■ The task: Take the data below and write it out exactly, except for the pictures.

■ Source data:
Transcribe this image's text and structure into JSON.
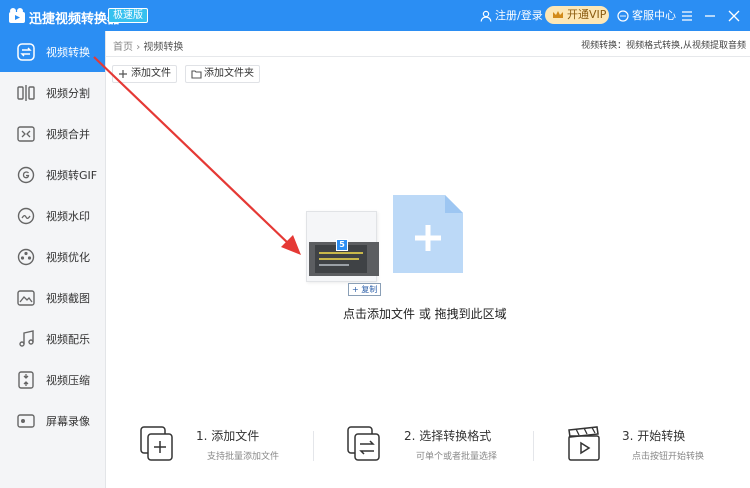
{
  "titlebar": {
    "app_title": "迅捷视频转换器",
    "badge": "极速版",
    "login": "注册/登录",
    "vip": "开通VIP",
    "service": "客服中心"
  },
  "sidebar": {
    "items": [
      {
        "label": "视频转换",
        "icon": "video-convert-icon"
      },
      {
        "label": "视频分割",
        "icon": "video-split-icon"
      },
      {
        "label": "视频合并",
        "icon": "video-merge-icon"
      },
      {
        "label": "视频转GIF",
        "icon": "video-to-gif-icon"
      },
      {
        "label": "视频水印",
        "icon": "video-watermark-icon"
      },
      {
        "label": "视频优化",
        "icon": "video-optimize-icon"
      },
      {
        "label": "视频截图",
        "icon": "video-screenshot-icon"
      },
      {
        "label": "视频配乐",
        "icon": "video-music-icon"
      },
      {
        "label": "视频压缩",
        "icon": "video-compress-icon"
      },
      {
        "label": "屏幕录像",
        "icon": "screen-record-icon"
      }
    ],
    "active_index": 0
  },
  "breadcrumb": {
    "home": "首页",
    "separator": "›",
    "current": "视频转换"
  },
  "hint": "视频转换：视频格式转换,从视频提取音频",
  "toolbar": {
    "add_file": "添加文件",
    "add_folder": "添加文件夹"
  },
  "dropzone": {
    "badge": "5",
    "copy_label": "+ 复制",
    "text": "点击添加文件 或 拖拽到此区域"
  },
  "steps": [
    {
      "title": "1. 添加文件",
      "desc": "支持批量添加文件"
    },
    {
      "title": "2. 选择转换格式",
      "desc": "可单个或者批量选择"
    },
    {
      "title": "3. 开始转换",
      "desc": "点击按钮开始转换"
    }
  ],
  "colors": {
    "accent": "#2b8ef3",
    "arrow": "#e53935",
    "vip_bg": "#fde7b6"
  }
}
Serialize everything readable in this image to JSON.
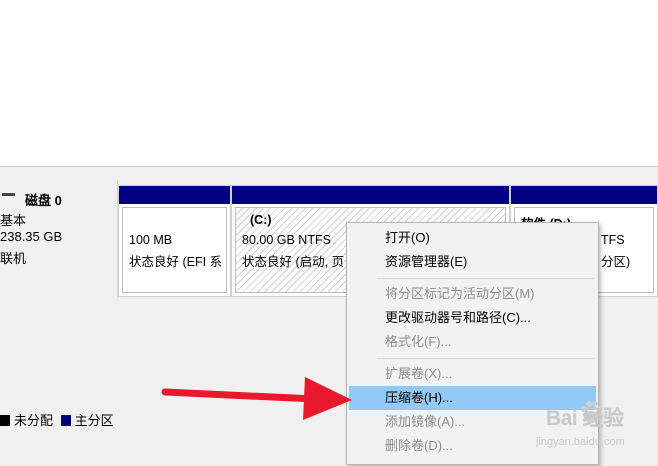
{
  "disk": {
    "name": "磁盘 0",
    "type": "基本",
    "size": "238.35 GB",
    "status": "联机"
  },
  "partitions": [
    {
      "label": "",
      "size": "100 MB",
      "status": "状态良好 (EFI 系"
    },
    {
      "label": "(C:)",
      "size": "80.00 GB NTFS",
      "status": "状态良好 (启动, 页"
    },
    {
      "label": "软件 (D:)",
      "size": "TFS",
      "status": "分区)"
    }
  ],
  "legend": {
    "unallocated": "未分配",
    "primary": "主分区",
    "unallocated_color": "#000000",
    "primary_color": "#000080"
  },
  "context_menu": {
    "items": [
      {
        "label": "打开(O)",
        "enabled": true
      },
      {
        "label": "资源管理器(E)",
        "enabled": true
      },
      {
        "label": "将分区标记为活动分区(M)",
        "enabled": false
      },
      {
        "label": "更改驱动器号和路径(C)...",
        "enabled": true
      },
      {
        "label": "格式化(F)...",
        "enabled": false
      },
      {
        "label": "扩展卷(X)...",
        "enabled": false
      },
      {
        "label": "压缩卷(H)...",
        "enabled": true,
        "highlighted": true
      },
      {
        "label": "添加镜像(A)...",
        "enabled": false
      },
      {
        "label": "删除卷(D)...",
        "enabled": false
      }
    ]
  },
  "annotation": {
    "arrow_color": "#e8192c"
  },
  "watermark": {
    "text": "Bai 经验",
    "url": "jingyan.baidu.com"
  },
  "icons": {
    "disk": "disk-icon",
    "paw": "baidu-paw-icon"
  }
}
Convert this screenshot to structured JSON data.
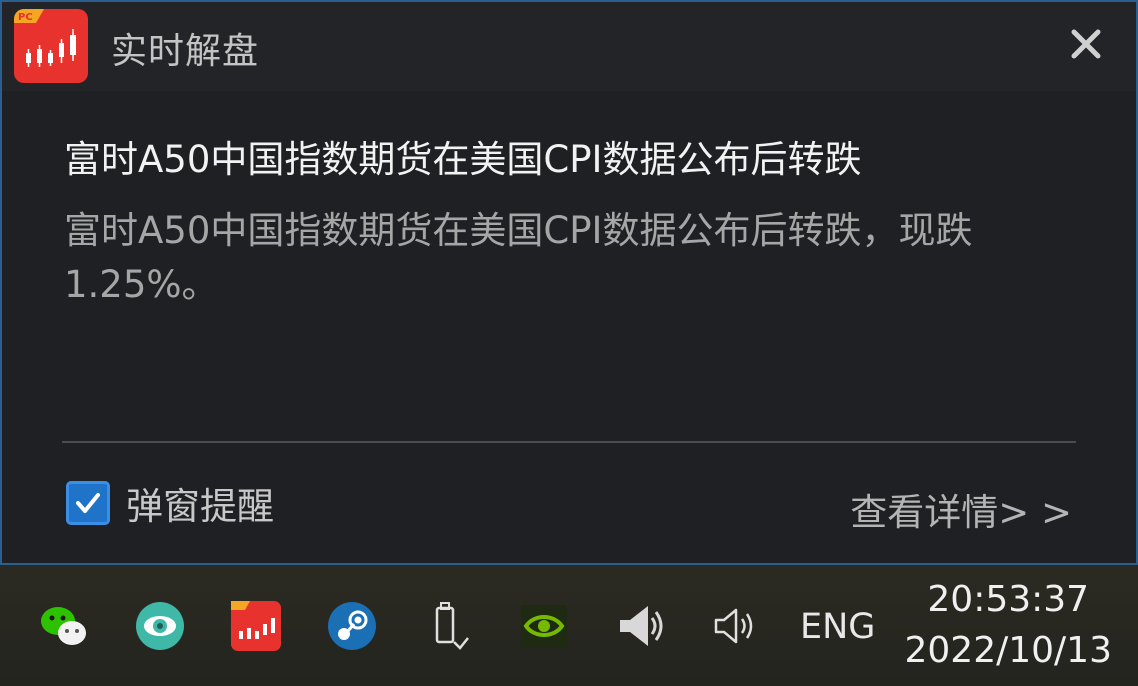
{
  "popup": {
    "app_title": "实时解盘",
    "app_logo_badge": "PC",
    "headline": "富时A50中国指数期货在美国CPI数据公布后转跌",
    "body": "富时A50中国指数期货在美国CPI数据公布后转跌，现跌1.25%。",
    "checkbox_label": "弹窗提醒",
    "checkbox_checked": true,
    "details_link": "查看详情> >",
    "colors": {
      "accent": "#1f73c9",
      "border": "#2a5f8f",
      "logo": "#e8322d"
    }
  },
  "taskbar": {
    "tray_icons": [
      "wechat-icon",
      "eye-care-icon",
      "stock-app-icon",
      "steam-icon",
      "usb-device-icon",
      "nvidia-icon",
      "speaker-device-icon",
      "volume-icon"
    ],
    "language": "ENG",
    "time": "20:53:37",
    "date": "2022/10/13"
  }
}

■ Problem solution:
Transcribe this image's text and structure into JSON.
{
  "titlebar": {
    "app_title": "迅捷视频转换器",
    "badge": "极速版",
    "login": "注册/登录",
    "vip": "开通VIP",
    "service": "客服中心"
  },
  "sidebar": {
    "items": [
      {
        "label": "视频转换",
        "icon": "video-convert-icon"
      },
      {
        "label": "视频分割",
        "icon": "video-split-icon"
      },
      {
        "label": "视频合并",
        "icon": "video-merge-icon"
      },
      {
        "label": "视频转GIF",
        "icon": "video-to-gif-icon"
      },
      {
        "label": "视频水印",
        "icon": "video-watermark-icon"
      },
      {
        "label": "视频优化",
        "icon": "video-optimize-icon"
      },
      {
        "label": "视频截图",
        "icon": "video-screenshot-icon"
      },
      {
        "label": "视频配乐",
        "icon": "video-music-icon"
      },
      {
        "label": "视频压缩",
        "icon": "video-compress-icon"
      },
      {
        "label": "屏幕录像",
        "icon": "screen-record-icon"
      }
    ],
    "active_index": 0
  },
  "breadcrumb": {
    "home": "首页",
    "separator": "›",
    "current": "视频转换"
  },
  "hint": "视频转换：视频格式转换,从视频提取音频",
  "toolbar": {
    "add_file": "添加文件",
    "add_folder": "添加文件夹"
  },
  "dropzone": {
    "badge": "5",
    "copy_label": "+ 复制",
    "text": "点击添加文件 或 拖拽到此区域"
  },
  "steps": [
    {
      "title": "1. 添加文件",
      "desc": "支持批量添加文件"
    },
    {
      "title": "2. 选择转换格式",
      "desc": "可单个或者批量选择"
    },
    {
      "title": "3. 开始转换",
      "desc": "点击按钮开始转换"
    }
  ],
  "colors": {
    "accent": "#2b8ef3",
    "arrow": "#e53935",
    "vip_bg": "#fde7b6"
  }
}
Serialize everything readable in this image to JSON.
{
  "disk": {
    "name": "磁盘 0",
    "type": "基本",
    "size": "238.35 GB",
    "status": "联机"
  },
  "partitions": [
    {
      "label": "",
      "size": "100 MB",
      "status": "状态良好 (EFI 系"
    },
    {
      "label": "(C:)",
      "size": "80.00 GB NTFS",
      "status": "状态良好 (启动, 页"
    },
    {
      "label": "软件 (D:)",
      "size": "TFS",
      "status": "分区)"
    }
  ],
  "legend": {
    "unallocated": "未分配",
    "primary": "主分区",
    "unallocated_color": "#000000",
    "primary_color": "#000080"
  },
  "context_menu": {
    "items": [
      {
        "label": "打开(O)",
        "enabled": true
      },
      {
        "label": "资源管理器(E)",
        "enabled": true
      },
      {
        "label": "将分区标记为活动分区(M)",
        "enabled": false
      },
      {
        "label": "更改驱动器号和路径(C)...",
        "enabled": true
      },
      {
        "label": "格式化(F)...",
        "enabled": false
      },
      {
        "label": "扩展卷(X)...",
        "enabled": false
      },
      {
        "label": "压缩卷(H)...",
        "enabled": true,
        "highlighted": true
      },
      {
        "label": "添加镜像(A)...",
        "enabled": false
      },
      {
        "label": "删除卷(D)...",
        "enabled": false
      }
    ]
  },
  "annotation": {
    "arrow_color": "#e8192c"
  },
  "watermark": {
    "text": "Bai 经验",
    "url": "jingyan.baidu.com"
  },
  "icons": {
    "disk": "disk-icon",
    "paw": "baidu-paw-icon"
  }
}
Convert this screenshot to structured JSON data.
{
  "popup": {
    "app_title": "实时解盘",
    "app_logo_badge": "PC",
    "headline": "富时A50中国指数期货在美国CPI数据公布后转跌",
    "body": "富时A50中国指数期货在美国CPI数据公布后转跌，现跌1.25%。",
    "checkbox_label": "弹窗提醒",
    "checkbox_checked": true,
    "details_link": "查看详情> >",
    "colors": {
      "accent": "#1f73c9",
      "border": "#2a5f8f",
      "logo": "#e8322d"
    }
  },
  "taskbar": {
    "tray_icons": [
      "wechat-icon",
      "eye-care-icon",
      "stock-app-icon",
      "steam-icon",
      "usb-device-icon",
      "nvidia-icon",
      "speaker-device-icon",
      "volume-icon"
    ],
    "language": "ENG",
    "time": "20:53:37",
    "date": "2022/10/13"
  }
}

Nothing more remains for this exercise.